- WHAT NEEDS TO BE DONE -
Answer with a single number stating how many lines of the entries below include the string "icon".

- TASK MATERIAL -
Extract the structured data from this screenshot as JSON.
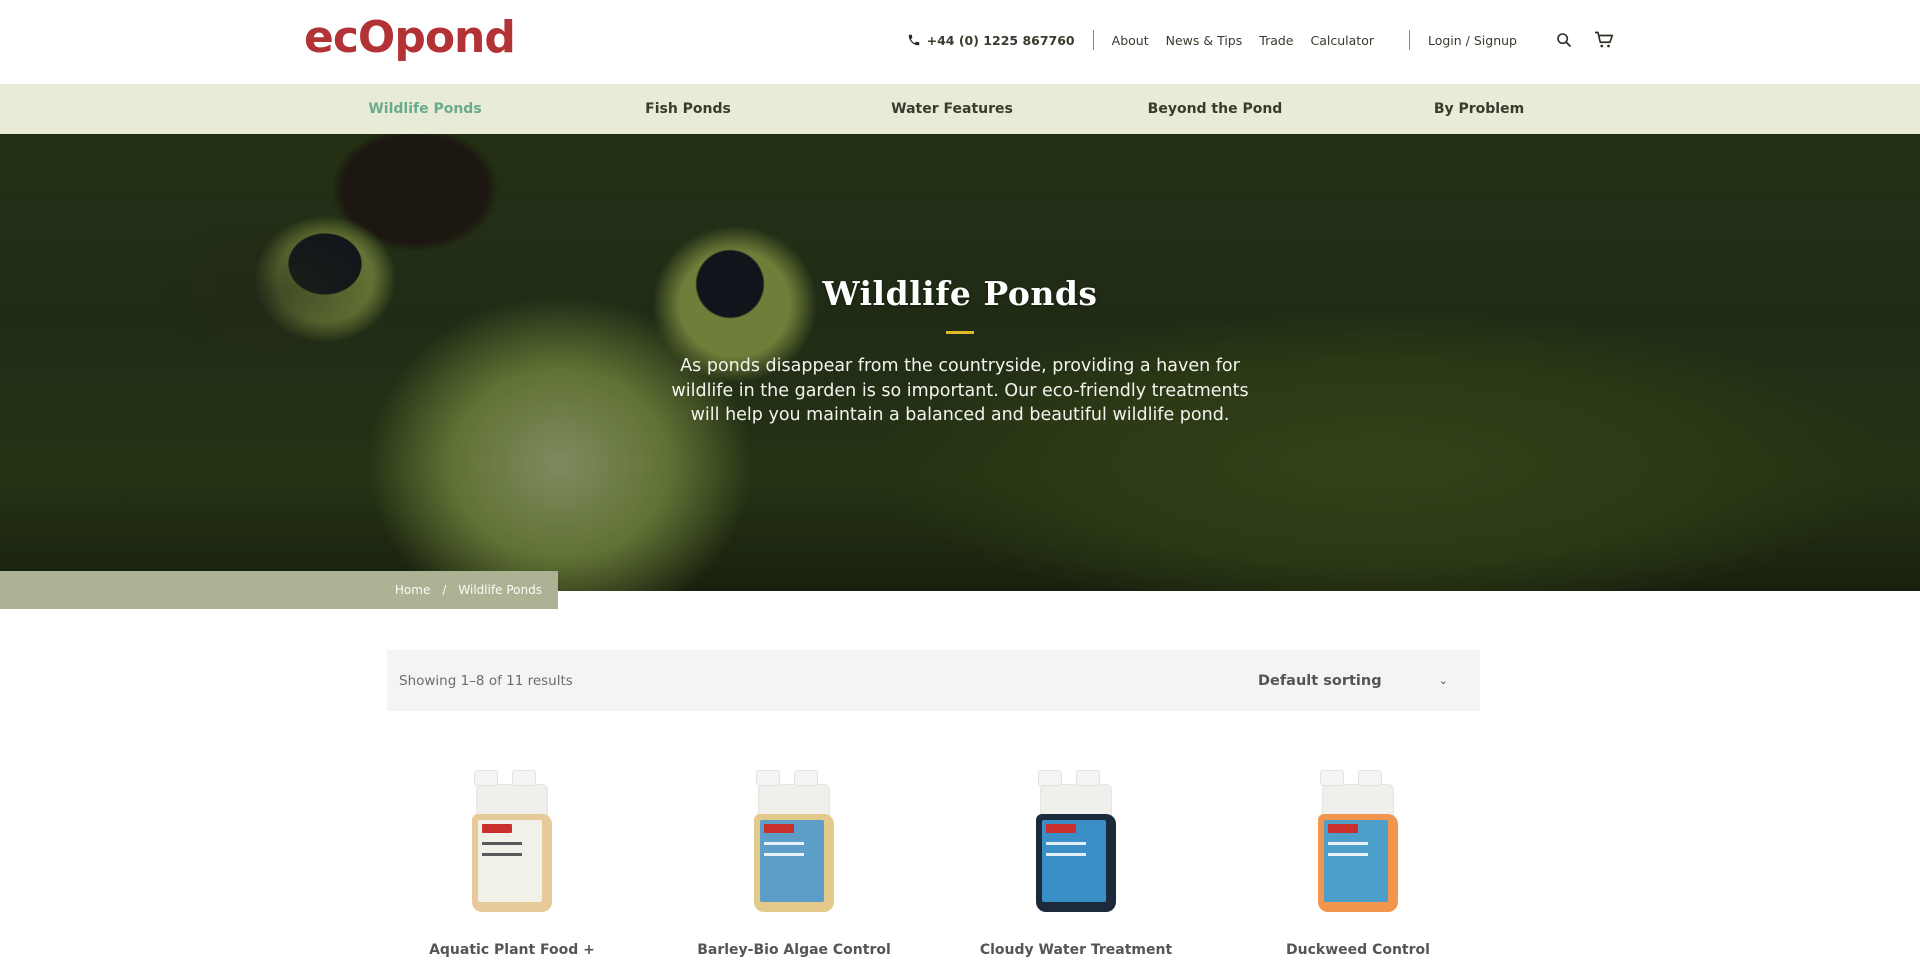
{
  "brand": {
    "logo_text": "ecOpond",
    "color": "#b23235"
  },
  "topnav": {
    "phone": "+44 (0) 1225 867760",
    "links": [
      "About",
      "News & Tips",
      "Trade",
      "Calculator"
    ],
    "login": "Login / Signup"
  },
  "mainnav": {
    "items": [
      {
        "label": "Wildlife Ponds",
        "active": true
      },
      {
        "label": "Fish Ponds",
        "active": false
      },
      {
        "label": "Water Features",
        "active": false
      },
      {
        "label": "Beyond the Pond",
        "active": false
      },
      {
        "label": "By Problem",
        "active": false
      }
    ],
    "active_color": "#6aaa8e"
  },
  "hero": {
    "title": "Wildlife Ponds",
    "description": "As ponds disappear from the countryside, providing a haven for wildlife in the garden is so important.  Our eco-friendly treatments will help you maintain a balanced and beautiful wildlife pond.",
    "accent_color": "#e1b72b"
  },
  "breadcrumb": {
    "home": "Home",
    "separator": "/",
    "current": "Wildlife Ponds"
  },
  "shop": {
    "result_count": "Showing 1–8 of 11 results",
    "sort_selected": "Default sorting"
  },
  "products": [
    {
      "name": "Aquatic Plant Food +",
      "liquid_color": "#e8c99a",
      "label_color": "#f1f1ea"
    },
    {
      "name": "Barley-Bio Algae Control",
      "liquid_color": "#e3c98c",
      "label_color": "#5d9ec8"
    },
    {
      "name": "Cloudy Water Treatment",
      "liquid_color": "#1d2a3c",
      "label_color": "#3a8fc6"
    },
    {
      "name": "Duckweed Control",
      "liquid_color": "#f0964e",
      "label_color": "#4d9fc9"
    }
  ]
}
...
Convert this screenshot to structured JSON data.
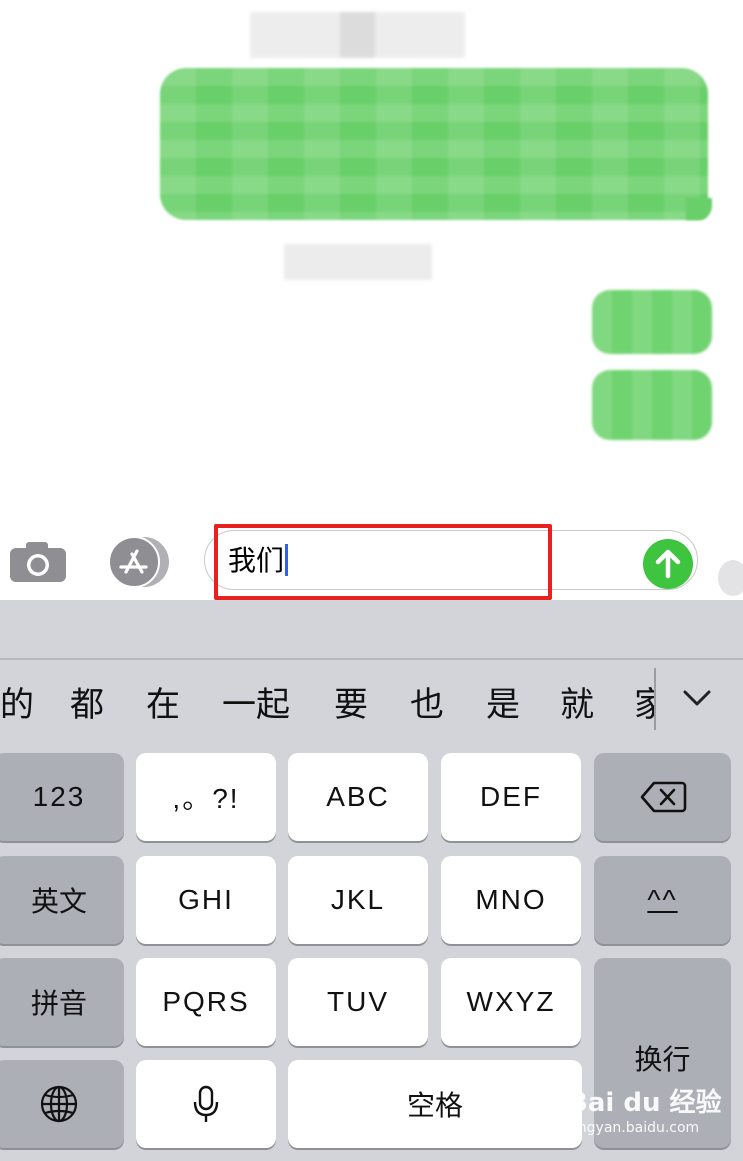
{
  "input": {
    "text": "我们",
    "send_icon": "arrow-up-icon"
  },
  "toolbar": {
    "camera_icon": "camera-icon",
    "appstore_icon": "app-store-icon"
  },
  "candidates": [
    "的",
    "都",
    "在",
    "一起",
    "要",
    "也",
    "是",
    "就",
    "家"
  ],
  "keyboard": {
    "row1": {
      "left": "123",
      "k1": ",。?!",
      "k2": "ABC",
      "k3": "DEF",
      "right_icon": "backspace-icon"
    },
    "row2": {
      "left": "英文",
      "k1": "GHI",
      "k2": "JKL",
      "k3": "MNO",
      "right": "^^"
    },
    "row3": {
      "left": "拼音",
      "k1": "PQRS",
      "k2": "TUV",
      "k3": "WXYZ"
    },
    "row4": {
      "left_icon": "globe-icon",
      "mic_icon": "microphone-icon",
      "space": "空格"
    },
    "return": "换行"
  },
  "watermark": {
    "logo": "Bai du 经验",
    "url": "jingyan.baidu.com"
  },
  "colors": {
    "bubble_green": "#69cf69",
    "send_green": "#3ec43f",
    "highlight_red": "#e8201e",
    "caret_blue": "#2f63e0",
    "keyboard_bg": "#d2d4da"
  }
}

- RESULT -
6